What is expected >>
Work through the data below and state how many lines contain "поручения", giving that number alone.

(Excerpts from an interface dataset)

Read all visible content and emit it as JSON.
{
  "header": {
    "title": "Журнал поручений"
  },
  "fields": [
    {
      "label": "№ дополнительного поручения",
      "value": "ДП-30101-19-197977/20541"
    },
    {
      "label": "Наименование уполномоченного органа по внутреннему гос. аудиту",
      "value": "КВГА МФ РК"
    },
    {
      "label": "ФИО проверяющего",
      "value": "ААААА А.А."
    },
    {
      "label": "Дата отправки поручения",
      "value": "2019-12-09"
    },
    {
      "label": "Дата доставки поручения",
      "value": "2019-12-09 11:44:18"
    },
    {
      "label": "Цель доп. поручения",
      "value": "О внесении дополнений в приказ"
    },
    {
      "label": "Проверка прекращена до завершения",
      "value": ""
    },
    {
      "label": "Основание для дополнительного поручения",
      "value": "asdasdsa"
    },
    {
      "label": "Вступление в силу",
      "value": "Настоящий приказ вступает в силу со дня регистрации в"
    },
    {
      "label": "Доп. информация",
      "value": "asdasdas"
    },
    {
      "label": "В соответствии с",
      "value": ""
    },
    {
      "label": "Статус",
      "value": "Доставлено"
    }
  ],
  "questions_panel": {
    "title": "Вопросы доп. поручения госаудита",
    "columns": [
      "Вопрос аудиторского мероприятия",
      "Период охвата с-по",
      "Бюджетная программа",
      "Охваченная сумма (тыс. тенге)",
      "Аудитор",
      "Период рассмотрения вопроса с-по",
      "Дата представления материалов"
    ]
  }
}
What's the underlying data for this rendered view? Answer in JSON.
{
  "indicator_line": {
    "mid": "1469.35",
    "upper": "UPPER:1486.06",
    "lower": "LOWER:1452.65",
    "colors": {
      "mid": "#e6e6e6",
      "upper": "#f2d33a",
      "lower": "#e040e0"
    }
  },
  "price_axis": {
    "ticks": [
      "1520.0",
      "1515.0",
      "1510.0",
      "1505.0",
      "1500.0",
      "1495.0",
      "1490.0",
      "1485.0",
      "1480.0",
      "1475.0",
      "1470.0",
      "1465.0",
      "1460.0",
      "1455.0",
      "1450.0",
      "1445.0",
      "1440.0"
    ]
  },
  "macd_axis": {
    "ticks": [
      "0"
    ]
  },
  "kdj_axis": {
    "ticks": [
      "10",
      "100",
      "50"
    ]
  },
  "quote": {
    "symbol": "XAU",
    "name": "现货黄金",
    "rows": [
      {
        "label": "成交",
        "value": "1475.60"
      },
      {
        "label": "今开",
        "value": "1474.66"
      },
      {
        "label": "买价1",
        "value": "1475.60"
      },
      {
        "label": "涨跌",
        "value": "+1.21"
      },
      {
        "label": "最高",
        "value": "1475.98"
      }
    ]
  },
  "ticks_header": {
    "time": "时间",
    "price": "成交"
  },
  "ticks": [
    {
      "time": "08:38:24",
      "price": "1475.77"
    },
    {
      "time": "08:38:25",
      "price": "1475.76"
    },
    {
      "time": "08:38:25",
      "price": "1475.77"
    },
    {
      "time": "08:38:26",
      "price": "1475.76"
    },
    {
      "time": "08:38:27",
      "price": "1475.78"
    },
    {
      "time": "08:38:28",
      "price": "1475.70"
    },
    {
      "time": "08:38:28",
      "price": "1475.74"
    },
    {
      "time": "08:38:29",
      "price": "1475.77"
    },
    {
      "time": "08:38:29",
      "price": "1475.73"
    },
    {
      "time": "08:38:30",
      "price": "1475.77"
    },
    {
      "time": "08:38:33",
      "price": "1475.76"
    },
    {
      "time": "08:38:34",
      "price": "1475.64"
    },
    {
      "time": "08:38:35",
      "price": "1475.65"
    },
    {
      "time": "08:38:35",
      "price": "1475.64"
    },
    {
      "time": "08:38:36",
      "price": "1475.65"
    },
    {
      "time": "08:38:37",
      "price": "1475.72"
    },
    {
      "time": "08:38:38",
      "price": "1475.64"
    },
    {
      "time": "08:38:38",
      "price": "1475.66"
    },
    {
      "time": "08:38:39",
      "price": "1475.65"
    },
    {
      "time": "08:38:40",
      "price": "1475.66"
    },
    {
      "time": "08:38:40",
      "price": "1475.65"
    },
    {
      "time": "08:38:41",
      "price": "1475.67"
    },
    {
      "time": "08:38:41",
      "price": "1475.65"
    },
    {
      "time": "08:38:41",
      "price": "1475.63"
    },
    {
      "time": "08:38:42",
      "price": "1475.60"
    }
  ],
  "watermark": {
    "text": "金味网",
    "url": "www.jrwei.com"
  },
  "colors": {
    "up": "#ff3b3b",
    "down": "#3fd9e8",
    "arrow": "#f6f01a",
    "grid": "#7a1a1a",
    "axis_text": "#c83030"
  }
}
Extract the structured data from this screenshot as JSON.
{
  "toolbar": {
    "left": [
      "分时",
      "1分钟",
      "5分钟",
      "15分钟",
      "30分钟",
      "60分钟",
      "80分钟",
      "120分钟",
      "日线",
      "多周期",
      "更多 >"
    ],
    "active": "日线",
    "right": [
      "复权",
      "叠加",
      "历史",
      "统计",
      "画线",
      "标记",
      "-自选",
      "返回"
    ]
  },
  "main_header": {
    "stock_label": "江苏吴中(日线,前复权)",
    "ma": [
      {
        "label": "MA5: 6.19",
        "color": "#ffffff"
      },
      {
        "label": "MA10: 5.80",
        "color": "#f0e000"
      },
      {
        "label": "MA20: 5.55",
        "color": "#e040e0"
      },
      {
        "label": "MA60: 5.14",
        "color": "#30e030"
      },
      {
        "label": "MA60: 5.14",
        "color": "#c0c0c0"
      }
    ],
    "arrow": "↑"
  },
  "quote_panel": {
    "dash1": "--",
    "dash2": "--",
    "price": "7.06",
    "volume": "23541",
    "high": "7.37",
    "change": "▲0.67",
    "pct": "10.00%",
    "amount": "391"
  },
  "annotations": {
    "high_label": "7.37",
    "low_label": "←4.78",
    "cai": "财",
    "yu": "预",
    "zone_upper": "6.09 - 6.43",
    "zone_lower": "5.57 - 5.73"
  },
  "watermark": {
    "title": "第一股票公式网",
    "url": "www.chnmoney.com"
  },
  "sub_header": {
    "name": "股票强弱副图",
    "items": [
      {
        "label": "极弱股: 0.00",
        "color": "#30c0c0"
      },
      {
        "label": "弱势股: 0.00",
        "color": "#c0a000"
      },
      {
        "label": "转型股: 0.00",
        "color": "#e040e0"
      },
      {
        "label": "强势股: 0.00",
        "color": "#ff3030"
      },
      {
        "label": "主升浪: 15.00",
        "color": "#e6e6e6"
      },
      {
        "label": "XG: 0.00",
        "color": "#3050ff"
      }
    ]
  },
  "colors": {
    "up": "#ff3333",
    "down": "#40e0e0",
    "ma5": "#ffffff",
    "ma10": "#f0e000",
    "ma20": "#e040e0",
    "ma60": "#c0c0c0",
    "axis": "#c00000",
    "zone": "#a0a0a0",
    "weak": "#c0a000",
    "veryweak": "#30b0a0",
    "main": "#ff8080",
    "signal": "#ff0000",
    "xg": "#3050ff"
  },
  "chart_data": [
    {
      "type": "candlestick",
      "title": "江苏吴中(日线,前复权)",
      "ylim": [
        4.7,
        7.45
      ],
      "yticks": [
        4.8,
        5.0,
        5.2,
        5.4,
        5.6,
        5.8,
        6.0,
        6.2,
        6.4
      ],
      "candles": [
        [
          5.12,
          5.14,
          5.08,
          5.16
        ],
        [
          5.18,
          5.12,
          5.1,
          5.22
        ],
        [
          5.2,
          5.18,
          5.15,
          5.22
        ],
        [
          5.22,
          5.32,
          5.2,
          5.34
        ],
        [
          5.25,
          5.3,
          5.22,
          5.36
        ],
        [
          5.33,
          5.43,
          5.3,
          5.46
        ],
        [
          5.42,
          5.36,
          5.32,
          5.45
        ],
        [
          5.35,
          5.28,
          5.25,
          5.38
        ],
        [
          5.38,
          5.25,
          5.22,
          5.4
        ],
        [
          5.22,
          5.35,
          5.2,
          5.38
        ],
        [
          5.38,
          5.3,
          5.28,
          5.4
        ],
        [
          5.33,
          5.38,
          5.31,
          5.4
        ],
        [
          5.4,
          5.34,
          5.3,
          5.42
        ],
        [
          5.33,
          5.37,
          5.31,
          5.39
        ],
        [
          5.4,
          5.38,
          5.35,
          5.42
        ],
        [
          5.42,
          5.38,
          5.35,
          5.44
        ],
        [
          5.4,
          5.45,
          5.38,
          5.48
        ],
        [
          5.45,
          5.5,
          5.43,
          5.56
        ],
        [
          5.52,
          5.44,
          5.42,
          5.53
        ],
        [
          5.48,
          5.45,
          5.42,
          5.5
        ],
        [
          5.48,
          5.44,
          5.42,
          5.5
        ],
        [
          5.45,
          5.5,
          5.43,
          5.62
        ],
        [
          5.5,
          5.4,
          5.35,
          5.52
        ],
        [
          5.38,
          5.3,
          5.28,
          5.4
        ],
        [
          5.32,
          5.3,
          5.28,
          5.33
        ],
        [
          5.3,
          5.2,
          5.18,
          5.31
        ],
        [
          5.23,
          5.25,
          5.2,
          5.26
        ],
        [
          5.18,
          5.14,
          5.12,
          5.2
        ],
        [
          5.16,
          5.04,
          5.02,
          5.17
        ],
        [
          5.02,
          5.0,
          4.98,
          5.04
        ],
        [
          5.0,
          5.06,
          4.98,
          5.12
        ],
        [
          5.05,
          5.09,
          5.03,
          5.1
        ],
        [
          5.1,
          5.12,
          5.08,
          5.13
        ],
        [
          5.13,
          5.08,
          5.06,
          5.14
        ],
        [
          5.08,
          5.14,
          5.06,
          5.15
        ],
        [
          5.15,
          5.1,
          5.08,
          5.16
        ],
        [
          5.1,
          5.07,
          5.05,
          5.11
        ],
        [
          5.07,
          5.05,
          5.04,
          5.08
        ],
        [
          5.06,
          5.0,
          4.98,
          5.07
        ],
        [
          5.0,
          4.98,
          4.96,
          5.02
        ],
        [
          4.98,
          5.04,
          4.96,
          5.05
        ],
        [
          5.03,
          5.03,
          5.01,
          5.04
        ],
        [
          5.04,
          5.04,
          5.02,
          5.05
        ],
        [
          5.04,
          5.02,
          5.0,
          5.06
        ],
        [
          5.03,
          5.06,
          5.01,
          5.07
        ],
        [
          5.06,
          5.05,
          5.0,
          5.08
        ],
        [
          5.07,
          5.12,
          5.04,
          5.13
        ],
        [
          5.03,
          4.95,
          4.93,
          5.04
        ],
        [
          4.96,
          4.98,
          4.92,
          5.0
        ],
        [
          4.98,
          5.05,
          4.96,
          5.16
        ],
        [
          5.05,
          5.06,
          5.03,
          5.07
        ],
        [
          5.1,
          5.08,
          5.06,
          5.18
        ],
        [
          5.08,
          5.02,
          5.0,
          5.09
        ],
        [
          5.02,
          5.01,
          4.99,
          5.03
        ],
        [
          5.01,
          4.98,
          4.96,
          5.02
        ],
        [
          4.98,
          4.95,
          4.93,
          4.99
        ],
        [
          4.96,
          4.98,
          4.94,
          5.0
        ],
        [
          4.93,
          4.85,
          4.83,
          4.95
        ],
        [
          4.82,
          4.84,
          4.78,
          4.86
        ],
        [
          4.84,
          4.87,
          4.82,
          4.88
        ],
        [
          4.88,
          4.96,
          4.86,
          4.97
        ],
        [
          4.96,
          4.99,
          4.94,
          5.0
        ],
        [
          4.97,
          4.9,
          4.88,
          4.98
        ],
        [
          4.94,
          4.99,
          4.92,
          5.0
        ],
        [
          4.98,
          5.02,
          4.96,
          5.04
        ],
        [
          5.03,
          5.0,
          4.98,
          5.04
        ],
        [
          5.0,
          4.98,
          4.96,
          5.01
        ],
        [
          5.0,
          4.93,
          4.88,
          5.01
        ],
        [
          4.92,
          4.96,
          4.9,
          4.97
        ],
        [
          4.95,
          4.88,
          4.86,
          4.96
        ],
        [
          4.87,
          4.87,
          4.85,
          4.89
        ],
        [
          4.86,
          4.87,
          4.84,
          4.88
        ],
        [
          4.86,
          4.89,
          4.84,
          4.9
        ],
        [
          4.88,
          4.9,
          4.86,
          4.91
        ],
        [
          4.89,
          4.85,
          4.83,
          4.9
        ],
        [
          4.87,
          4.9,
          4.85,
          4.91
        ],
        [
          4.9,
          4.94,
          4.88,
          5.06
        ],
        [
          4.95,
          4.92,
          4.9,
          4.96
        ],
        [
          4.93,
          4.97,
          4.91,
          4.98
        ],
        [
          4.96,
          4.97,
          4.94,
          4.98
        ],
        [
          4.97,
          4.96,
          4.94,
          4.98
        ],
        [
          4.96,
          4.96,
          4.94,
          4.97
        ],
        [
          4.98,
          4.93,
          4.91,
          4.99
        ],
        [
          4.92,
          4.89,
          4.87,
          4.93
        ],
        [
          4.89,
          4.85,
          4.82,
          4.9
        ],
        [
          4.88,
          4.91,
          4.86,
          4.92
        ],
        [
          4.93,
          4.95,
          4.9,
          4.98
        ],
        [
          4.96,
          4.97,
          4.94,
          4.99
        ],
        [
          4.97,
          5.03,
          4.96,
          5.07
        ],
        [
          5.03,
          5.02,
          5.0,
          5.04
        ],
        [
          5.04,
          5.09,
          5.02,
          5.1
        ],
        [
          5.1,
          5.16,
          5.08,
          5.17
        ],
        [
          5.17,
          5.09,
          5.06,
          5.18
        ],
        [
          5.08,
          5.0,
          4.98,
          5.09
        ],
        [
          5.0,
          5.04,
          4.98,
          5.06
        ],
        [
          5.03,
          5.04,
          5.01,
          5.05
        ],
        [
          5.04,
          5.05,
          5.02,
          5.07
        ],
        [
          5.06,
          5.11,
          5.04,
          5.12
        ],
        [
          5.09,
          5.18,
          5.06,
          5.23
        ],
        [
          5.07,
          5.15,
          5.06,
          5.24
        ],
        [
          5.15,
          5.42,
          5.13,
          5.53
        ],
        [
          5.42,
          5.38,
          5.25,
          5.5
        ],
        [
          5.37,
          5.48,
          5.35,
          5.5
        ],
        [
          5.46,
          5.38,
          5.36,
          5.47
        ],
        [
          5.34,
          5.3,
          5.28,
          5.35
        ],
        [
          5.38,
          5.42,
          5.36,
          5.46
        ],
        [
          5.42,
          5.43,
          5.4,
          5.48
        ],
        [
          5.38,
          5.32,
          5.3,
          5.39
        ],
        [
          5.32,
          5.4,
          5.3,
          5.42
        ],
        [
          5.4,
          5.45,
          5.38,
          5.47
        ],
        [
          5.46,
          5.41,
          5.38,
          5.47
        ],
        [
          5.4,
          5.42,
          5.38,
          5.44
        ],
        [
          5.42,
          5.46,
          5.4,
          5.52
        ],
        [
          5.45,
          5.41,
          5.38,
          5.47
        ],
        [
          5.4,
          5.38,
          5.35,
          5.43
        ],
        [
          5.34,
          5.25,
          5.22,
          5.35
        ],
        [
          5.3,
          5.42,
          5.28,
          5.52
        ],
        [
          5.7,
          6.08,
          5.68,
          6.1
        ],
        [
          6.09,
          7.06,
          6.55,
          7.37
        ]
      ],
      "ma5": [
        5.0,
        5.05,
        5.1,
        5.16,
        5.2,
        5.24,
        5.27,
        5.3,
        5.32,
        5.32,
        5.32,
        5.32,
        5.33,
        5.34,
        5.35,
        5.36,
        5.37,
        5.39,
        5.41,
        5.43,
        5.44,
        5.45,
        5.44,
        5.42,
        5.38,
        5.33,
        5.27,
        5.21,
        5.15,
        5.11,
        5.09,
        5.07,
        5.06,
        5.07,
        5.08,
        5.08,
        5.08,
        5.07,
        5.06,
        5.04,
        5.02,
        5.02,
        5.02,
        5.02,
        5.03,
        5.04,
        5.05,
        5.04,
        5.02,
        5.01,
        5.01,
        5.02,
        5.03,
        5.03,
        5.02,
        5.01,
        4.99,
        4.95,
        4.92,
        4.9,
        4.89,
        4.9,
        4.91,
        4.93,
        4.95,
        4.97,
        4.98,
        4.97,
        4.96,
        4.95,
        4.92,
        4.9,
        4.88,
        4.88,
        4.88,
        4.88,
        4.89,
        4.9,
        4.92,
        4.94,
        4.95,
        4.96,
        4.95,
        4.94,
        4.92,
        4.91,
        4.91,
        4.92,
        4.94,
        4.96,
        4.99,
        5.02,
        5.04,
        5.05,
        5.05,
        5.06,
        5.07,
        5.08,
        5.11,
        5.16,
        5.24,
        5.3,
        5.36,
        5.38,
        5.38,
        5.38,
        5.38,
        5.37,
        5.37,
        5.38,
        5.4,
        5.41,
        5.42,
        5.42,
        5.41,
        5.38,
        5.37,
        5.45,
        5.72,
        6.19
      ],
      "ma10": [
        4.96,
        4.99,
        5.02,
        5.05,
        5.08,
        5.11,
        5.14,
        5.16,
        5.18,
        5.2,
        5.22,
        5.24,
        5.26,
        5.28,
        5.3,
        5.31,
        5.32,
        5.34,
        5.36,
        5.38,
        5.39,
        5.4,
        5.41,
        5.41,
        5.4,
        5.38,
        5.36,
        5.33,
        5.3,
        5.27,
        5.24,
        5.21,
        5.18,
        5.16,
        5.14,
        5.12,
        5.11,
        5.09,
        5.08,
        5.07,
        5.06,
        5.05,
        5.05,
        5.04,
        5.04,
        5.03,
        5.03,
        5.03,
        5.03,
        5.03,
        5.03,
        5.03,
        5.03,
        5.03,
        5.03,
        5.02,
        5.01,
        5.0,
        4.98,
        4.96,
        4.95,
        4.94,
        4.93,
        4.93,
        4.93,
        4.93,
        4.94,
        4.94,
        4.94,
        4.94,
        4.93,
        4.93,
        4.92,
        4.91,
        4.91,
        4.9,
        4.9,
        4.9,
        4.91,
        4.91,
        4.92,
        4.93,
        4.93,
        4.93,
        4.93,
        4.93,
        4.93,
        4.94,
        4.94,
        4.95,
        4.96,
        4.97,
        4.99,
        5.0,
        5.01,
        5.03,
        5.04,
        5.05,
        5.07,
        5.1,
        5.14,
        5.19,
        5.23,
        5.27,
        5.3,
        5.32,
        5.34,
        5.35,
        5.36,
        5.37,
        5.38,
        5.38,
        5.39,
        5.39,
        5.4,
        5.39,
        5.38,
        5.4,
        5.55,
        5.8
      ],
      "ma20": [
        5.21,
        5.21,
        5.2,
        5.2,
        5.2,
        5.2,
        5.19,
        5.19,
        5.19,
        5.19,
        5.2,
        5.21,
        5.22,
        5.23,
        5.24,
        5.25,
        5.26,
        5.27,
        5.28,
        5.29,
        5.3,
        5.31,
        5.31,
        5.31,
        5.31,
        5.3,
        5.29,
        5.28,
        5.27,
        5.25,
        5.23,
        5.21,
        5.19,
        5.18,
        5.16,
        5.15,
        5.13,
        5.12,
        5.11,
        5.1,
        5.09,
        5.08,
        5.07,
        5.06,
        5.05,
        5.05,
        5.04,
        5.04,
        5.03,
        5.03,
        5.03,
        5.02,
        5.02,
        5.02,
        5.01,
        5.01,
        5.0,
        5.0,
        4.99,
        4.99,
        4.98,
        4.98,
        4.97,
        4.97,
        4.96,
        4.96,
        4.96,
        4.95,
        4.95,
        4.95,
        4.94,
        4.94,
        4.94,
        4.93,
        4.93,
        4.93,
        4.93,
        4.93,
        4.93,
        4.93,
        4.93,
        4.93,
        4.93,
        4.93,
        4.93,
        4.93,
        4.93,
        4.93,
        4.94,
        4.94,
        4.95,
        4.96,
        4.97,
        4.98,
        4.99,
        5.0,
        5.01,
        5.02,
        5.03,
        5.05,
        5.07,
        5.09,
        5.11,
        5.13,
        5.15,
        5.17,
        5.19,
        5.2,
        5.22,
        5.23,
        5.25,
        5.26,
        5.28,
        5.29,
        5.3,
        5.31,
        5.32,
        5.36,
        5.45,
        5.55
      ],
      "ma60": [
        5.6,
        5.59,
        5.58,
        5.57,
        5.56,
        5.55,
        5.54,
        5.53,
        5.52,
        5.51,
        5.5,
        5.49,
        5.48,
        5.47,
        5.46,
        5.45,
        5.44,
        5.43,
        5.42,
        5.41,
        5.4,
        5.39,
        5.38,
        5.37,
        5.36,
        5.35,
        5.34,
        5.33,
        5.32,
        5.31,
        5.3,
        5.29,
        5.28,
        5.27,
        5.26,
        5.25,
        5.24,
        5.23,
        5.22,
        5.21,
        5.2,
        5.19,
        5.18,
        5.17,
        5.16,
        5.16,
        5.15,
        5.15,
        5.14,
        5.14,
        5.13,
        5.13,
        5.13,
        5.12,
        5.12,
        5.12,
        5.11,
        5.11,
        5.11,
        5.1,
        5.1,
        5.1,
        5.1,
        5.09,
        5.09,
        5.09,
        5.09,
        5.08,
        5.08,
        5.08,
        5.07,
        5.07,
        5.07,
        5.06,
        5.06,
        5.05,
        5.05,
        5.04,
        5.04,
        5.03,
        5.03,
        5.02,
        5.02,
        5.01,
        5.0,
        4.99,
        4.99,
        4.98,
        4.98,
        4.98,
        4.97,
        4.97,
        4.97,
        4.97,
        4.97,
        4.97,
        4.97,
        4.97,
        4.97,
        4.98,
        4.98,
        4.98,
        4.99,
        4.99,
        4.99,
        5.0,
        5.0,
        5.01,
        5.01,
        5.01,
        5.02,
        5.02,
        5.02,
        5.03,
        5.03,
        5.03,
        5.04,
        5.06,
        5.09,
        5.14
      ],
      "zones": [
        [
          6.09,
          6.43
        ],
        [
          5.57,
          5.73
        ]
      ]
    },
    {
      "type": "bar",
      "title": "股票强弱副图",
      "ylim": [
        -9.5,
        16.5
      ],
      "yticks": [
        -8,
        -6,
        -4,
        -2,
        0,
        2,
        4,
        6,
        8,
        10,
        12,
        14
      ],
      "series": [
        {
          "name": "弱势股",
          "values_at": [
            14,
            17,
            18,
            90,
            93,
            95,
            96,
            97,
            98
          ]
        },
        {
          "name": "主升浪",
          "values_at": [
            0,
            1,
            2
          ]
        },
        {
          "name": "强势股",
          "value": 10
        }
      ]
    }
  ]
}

Exercise output >>
6